The Life and Visions of the Real St. Patrick
While millions around the world celebrate St. Patrick's Day every March 17, the sad fact is that Patrick has never been canonized by the Catholic Church and is a saint in name only.
As writer Ken Concannon stated: "There was no formal canonization process in the Church during its first millennium. In the early years of the Church the title saint was bestowed first upon martyrs, and then upon individuals recognized by tradition as being exceptionally holy during their lifetimes.
“Consequently these Irish saints, including St. Patrick, were never actually formally canonized — save one. The exception was Fergal, also known as St. Virgil of Salzburg, an 8th-century missionary scholar who was officially canonized in 1233 by Pope Gregory IX. Virgil is one of only four Irish saints to be canonized by Rome.
Patrick was the first major figure to reject slavery. His genius was bringing together the old pagan traditions and the new religion together in harmony in Ireland in the 5th century.
One legend has it that Patrick taught using the shamrock, an important symbol that links the trinity with the "Triple Goddesses" of pre-Christian Ireland: Brigid, Ériu, and the Morrigan. Though not much is known about real St. Patrick and his life, he did write two letters which outline his travels and recount some of his experiences. He was born in the early fifth century Cumbia, a region of Roman Britain. His father was a deacon and his grandfather, a priest. When Patrick was about sixteen, he was captured by Celtic pagans and carried off to slavery in Ireland.
He writes that during his years of captivity, he prayed daily and his faith grew strong. After six years, he heard a voice telling him that he was soon to go home and that a ship was waiting for him. He fled his master, traveled to a port two hundred miles away, found a ship and journeyed home to his family in Britain. He was now in his early twenties, and he became a cleric.
A few years later, Patrick had another fateful calling. In his own words, he recounts the vision: I saw a man coming, as it were from Ireland. His name was Victoricus, and he carried many letters, and he gave me one of them. I read the heading: "The Voice of the Irish". As I began the letter, I imagined in that moment that I heard the voice of those very people who were near the wood of Foclut, which is beside the western sea—and they cried out, as with one voice:
"We appeal to you, holy servant boy, to come and walk among us." 

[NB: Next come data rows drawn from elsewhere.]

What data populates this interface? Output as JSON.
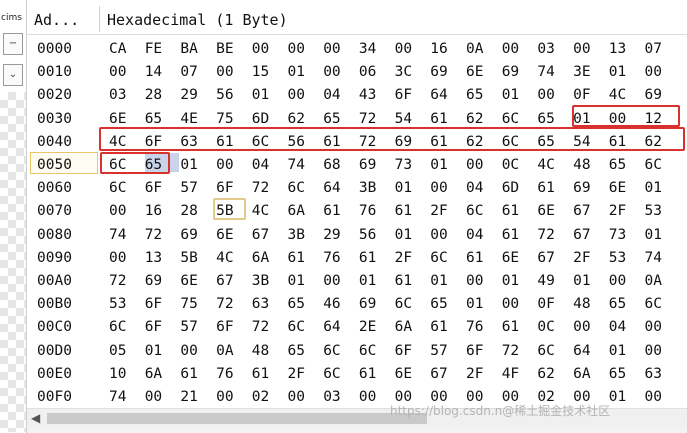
{
  "left_tab": {
    "label": "cims",
    "minimize_icon": "−",
    "chevron_icon": "⌄"
  },
  "header": {
    "address_label": "Ad...",
    "hex_label": "Hexadecimal (1 Byte)"
  },
  "rows": [
    {
      "addr": "0000",
      "bytes": [
        "CA",
        "FE",
        "BA",
        "BE",
        "00",
        "00",
        "00",
        "34",
        "00",
        "16",
        "0A",
        "00",
        "03",
        "00",
        "13",
        "07"
      ]
    },
    {
      "addr": "0010",
      "bytes": [
        "00",
        "14",
        "07",
        "00",
        "15",
        "01",
        "00",
        "06",
        "3C",
        "69",
        "6E",
        "69",
        "74",
        "3E",
        "01",
        "00"
      ]
    },
    {
      "addr": "0020",
      "bytes": [
        "03",
        "28",
        "29",
        "56",
        "01",
        "00",
        "04",
        "43",
        "6F",
        "64",
        "65",
        "01",
        "00",
        "0F",
        "4C",
        "69"
      ]
    },
    {
      "addr": "0030",
      "bytes": [
        "6E",
        "65",
        "4E",
        "75",
        "6D",
        "62",
        "65",
        "72",
        "54",
        "61",
        "62",
        "6C",
        "65",
        "01",
        "00",
        "12"
      ]
    },
    {
      "addr": "0040",
      "bytes": [
        "4C",
        "6F",
        "63",
        "61",
        "6C",
        "56",
        "61",
        "72",
        "69",
        "61",
        "62",
        "6C",
        "65",
        "54",
        "61",
        "62"
      ]
    },
    {
      "addr": "0050",
      "bytes": [
        "6C",
        "65",
        "01",
        "00",
        "04",
        "74",
        "68",
        "69",
        "73",
        "01",
        "00",
        "0C",
        "4C",
        "48",
        "65",
        "6C"
      ]
    },
    {
      "addr": "0060",
      "bytes": [
        "6C",
        "6F",
        "57",
        "6F",
        "72",
        "6C",
        "64",
        "3B",
        "01",
        "00",
        "04",
        "6D",
        "61",
        "69",
        "6E",
        "01"
      ]
    },
    {
      "addr": "0070",
      "bytes": [
        "00",
        "16",
        "28",
        "5B",
        "4C",
        "6A",
        "61",
        "76",
        "61",
        "2F",
        "6C",
        "61",
        "6E",
        "67",
        "2F",
        "53"
      ]
    },
    {
      "addr": "0080",
      "bytes": [
        "74",
        "72",
        "69",
        "6E",
        "67",
        "3B",
        "29",
        "56",
        "01",
        "00",
        "04",
        "61",
        "72",
        "67",
        "73",
        "01"
      ]
    },
    {
      "addr": "0090",
      "bytes": [
        "00",
        "13",
        "5B",
        "4C",
        "6A",
        "61",
        "76",
        "61",
        "2F",
        "6C",
        "61",
        "6E",
        "67",
        "2F",
        "53",
        "74"
      ]
    },
    {
      "addr": "00A0",
      "bytes": [
        "72",
        "69",
        "6E",
        "67",
        "3B",
        "01",
        "00",
        "01",
        "61",
        "01",
        "00",
        "01",
        "49",
        "01",
        "00",
        "0A"
      ]
    },
    {
      "addr": "00B0",
      "bytes": [
        "53",
        "6F",
        "75",
        "72",
        "63",
        "65",
        "46",
        "69",
        "6C",
        "65",
        "01",
        "00",
        "0F",
        "48",
        "65",
        "6C"
      ]
    },
    {
      "addr": "00C0",
      "bytes": [
        "6C",
        "6F",
        "57",
        "6F",
        "72",
        "6C",
        "64",
        "2E",
        "6A",
        "61",
        "76",
        "61",
        "0C",
        "00",
        "04",
        "00"
      ]
    },
    {
      "addr": "00D0",
      "bytes": [
        "05",
        "01",
        "00",
        "0A",
        "48",
        "65",
        "6C",
        "6C",
        "6F",
        "57",
        "6F",
        "72",
        "6C",
        "64",
        "01",
        "00"
      ]
    },
    {
      "addr": "00E0",
      "bytes": [
        "10",
        "6A",
        "61",
        "76",
        "61",
        "2F",
        "6C",
        "61",
        "6E",
        "67",
        "2F",
        "4F",
        "62",
        "6A",
        "65",
        "63"
      ]
    },
    {
      "addr": "00F0",
      "bytes": [
        "74",
        "00",
        "21",
        "00",
        "02",
        "00",
        "03",
        "00",
        "00",
        "00",
        "00",
        "00",
        "02",
        "00",
        "01",
        "00"
      ]
    }
  ],
  "watermark": "https://blog.csdn.n@稀土掘金技术社区",
  "colors": {
    "highlight": "#d9312b",
    "selection": "#c9d4ea",
    "cursor": "#e2c98a"
  }
}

Patrick returned to Ireland and did not have an easy time. As a foreigner, he lacked the customary protections of kings and clans. Though he baptized thousands of people, ordained priests who would lead Christian communities and even converted sons of kings, he was also robbed, beaten and put in chains. Much of one of his letters, the Declaration, concerns charges made against him by other Christians at a trail. He writes that he returned gifts from a wealthy woman, and did not receive payment from ordinations and baptisms.
We can infer from this document that he was accused of using his religion for personal gain. There are many layers of stories of St. Patrick, gleaned from other written accounts customary of saints. One legend has it that he taught using the shamrock, an important symbol that links the trinity with the "Triple Goddesses" of pre-Christian Ireland: Brigid, Ériu, and the Morrigan.
Just for your information, Patrick mentions nothing in his letters about chasing all the snakes away. According to naturalists, there have never been snakes in Ireland, just as there are no snakes in New Zealand or Greenland. This is simply because snakes are not good swimmers. Patrick died either in 460 or 492. In any case, by the seventh century, Patrick’s activities were legendary and he was considered the patron saint of Ireland.
Today, St. Patrick’s Day is observed on the date of his death, March 17th. It is honored as both a cultural, folkloric holiday by anyone who is Irish or loves the Irish and green beer. Yet it is also considered a holy day, a liturgical holiday by the dioceses of Ireland who view Patrick’s life as an inspiration.